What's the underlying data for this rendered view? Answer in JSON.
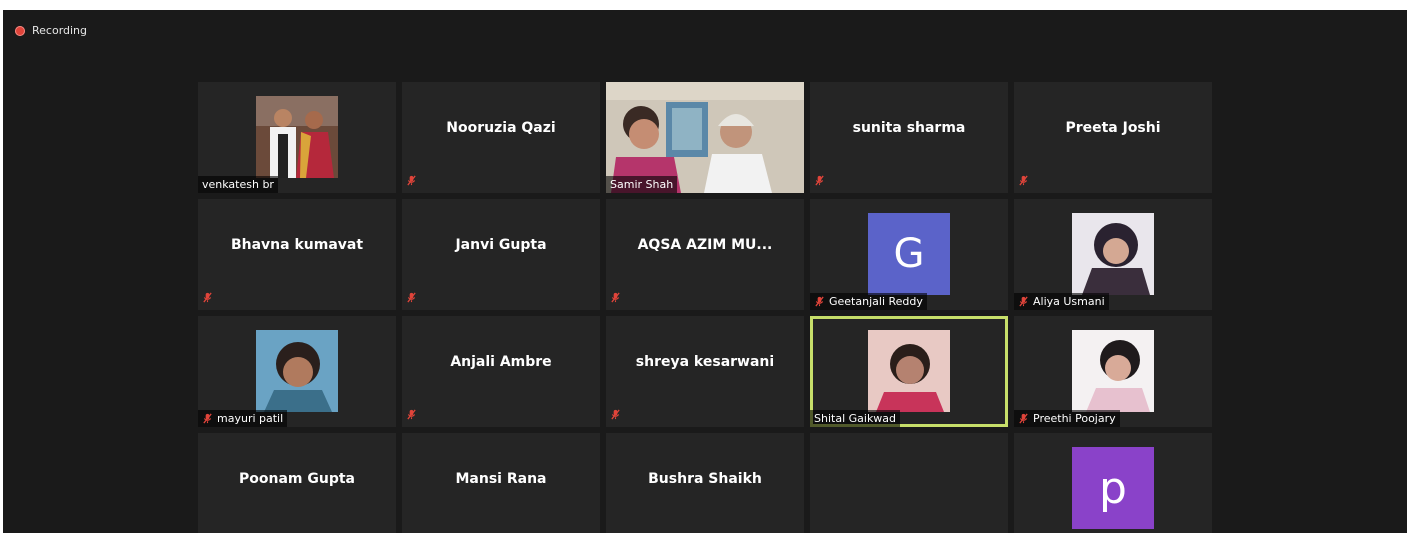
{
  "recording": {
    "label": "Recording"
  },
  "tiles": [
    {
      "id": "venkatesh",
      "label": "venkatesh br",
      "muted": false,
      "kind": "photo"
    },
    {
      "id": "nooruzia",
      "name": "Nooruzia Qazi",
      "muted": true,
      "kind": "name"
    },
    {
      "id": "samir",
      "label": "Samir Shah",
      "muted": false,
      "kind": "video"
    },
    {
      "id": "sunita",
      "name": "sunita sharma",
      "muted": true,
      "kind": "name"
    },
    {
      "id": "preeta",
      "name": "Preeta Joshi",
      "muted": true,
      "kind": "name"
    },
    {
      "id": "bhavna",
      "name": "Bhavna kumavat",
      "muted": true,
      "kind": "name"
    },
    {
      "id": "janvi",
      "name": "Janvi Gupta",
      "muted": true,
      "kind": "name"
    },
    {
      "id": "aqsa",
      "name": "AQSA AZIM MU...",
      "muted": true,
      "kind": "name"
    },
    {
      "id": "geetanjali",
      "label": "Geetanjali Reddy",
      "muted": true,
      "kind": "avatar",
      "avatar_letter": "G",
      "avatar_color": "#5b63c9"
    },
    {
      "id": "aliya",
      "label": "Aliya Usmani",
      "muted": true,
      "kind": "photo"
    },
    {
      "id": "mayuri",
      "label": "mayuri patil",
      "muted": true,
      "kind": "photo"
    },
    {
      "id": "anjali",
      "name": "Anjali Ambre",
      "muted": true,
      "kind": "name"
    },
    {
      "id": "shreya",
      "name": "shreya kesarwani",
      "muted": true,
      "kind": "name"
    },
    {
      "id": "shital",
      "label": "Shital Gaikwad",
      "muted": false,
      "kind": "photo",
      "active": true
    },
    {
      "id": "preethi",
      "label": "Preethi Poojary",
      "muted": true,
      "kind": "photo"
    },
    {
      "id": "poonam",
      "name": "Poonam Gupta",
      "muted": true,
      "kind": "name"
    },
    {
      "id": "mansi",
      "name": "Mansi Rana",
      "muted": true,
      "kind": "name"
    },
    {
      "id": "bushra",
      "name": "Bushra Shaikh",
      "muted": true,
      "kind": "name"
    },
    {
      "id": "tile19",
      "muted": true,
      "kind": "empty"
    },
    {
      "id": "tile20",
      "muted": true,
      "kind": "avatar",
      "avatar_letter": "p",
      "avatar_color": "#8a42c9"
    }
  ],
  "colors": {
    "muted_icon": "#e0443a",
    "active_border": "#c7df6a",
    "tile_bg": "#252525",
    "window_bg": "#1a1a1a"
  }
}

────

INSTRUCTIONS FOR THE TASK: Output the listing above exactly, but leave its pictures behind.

RESPONSE TO THE TASK:
What's the underlying data for this rendered view? Answer in JSON.
{
  "recording": {
    "label": "Recording"
  },
  "tiles": [
    {
      "id": "venkatesh",
      "label": "venkatesh br",
      "muted": false,
      "kind": "photo"
    },
    {
      "id": "nooruzia",
      "name": "Nooruzia Qazi",
      "muted": true,
      "kind": "name"
    },
    {
      "id": "samir",
      "label": "Samir Shah",
      "muted": false,
      "kind": "video"
    },
    {
      "id": "sunita",
      "name": "sunita sharma",
      "muted": true,
      "kind": "name"
    },
    {
      "id": "preeta",
      "name": "Preeta Joshi",
      "muted": true,
      "kind": "name"
    },
    {
      "id": "bhavna",
      "name": "Bhavna kumavat",
      "muted": true,
      "kind": "name"
    },
    {
      "id": "janvi",
      "name": "Janvi Gupta",
      "muted": true,
      "kind": "name"
    },
    {
      "id": "aqsa",
      "name": "AQSA AZIM MU...",
      "muted": true,
      "kind": "name"
    },
    {
      "id": "geetanjali",
      "label": "Geetanjali Reddy",
      "muted": true,
      "kind": "avatar",
      "avatar_letter": "G",
      "avatar_color": "#5b63c9"
    },
    {
      "id": "aliya",
      "label": "Aliya Usmani",
      "muted": true,
      "kind": "photo"
    },
    {
      "id": "mayuri",
      "label": "mayuri patil",
      "muted": true,
      "kind": "photo"
    },
    {
      "id": "anjali",
      "name": "Anjali Ambre",
      "muted": true,
      "kind": "name"
    },
    {
      "id": "shreya",
      "name": "shreya kesarwani",
      "muted": true,
      "kind": "name"
    },
    {
      "id": "shital",
      "label": "Shital Gaikwad",
      "muted": false,
      "kind": "photo",
      "active": true
    },
    {
      "id": "preethi",
      "label": "Preethi Poojary",
      "muted": true,
      "kind": "photo"
    },
    {
      "id": "poonam",
      "name": "Poonam Gupta",
      "muted": true,
      "kind": "name"
    },
    {
      "id": "mansi",
      "name": "Mansi Rana",
      "muted": true,
      "kind": "name"
    },
    {
      "id": "bushra",
      "name": "Bushra Shaikh",
      "muted": true,
      "kind": "name"
    },
    {
      "id": "tile19",
      "muted": true,
      "kind": "empty"
    },
    {
      "id": "tile20",
      "muted": true,
      "kind": "avatar",
      "avatar_letter": "p",
      "avatar_color": "#8a42c9"
    }
  ],
  "colors": {
    "muted_icon": "#e0443a",
    "active_border": "#c7df6a",
    "tile_bg": "#252525",
    "window_bg": "#1a1a1a"
  }
}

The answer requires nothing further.